More often than not you’re looking to end the game at least by turn 6 although turns 7-8-9 are also viable options. Your sticky minions are here to provide you with both the necessary trades and the necessary face damage. You’re ending the game with big finishers like Savannah Highmane

or
or even Call of the Wild
. In standard there have even been some midrange hunter decks that ran N'Zoth, the Corruptor
because of all the deathrattle minions. Your hero power here comes to play again as a sure damage dealer which means that even when you’re forced to trade you can still keep the damage flow going with your hero power. Even if you’re forced to trade minions for the most of the match you can still get your opponent into lethal range thanks to your hero power.

Cards To Play In Midrange Hunter

Standard

Spells:  Quick Shot

, Kill Command
, Animal Companion
, Bear Trap
, Freezing Trap
and Call of the Wild

Minions: Fiery Bat

, Kindly Grandmother
, King's Elekk
, Infested Wolf
, Houndmaster
, Savannah Highmane
and 

Weapons: 

Wild

Spells:  Quick Shot

, Kill Command
, Animal Companion
, Bear Trap
, Freezing Trap
and Call of the Wild

Minions: Fiery Bat

, Haunted Creeper
, King's Elekk
, Infested Wolf
, Houndmaster
, Piloted Shredder
, Sludge Belcher
, Mad Scientist
, Savannah Highmane
and 

Weapons: 

Hunter decks


TANSOKU’S SECRET FACE HUNTER

NICKCHIPPER’S MIDRANGE SECRET HUNTER

FRENZO’S WILD LEGENDARY MIDRANGE HUNTER

The Future Of Hunter Decks


I think that we can all agree that hunter isn’t really doing too well in the current metagame. It is in fact at the very bottom along with paladin but at least paladin has one very powerful deck, murlock paladin, while hunter doesn’t have anything at the moment. Pirates don’t fit well into hunter because of a lack of cheap weapons and because hunter lacks recovery it is not doing well against the heavily aggressive pirate package. Ben Brode, the lead game designer, had assured us that both paladin and the hunter will see more play once the meta slows down but what worries me is that hunter didn’t really get much in the latest expansion so if we see a sudden rise in hunter decks before April it will most likely be the return of secret hunter.

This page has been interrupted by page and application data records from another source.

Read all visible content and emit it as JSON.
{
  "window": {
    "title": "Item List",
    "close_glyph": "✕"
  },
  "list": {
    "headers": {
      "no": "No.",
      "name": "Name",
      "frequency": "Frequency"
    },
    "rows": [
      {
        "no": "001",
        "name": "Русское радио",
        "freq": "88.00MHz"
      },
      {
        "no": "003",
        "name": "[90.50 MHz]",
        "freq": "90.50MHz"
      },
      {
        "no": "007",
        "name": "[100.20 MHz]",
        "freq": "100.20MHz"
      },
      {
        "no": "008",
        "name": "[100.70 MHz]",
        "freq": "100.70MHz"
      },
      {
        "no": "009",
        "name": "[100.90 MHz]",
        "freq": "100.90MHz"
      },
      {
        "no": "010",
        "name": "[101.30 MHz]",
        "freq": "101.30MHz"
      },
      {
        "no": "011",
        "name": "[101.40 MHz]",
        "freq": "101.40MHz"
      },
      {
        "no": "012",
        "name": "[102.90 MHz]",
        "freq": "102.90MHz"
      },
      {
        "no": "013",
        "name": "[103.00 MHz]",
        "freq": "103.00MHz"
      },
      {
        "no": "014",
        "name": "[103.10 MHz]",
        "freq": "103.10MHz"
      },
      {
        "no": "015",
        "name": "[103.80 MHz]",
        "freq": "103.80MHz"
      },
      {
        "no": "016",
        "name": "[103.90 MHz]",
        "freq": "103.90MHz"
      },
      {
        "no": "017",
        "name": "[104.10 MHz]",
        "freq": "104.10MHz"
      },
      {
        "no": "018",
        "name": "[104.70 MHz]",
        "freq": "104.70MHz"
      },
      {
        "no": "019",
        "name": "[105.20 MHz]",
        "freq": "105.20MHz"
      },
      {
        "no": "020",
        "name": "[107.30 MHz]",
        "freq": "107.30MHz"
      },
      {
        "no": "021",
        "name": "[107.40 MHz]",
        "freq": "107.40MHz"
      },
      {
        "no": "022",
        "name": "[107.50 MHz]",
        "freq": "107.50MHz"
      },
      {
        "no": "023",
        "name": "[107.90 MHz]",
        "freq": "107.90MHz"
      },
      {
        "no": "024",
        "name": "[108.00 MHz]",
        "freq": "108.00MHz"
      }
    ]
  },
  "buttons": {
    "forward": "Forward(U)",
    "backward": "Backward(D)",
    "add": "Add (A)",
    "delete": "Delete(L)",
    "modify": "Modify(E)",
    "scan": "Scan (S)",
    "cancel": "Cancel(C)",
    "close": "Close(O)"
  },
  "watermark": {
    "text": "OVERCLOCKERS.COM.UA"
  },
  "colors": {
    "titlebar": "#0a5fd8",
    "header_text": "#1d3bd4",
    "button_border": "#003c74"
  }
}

Because aggro hunter has been doing such a poor job lately this is the perfect opportunity for Blizzard to take a step back from the aggro hunter and focus more on the midrange hunter in the upcoming expansions. I would love to see less aggro decks in the future so any step away from an aggro deck is, in my book, a step in the right direction. If anything I predict that we will be getting card nerfs in mid March somewhere around the announcement of the next expansion so if the pirate package gets toned down a bit we might just see the return of hunter at the very end of the Year of the Kraken.

Conclusion


We’ve reached the end of the 2nd of the 9 class guide articles. I hope that you’ve enjoyed reading it and that you’ve learned something new or that I’ve at least inspired you to try to give hunter another go. What is your opinion on the hunter as a class? Do you prefer the aggro decks or the midrange decks? Let me know in the comments below.  As always  if you’ve liked this article do consider following me on twitter https://twitter.com/Eternal_HS. There you can ask me all sorts of Hearthstone questions (unrelated to this article) and I’ll gladly answer them as best as I can.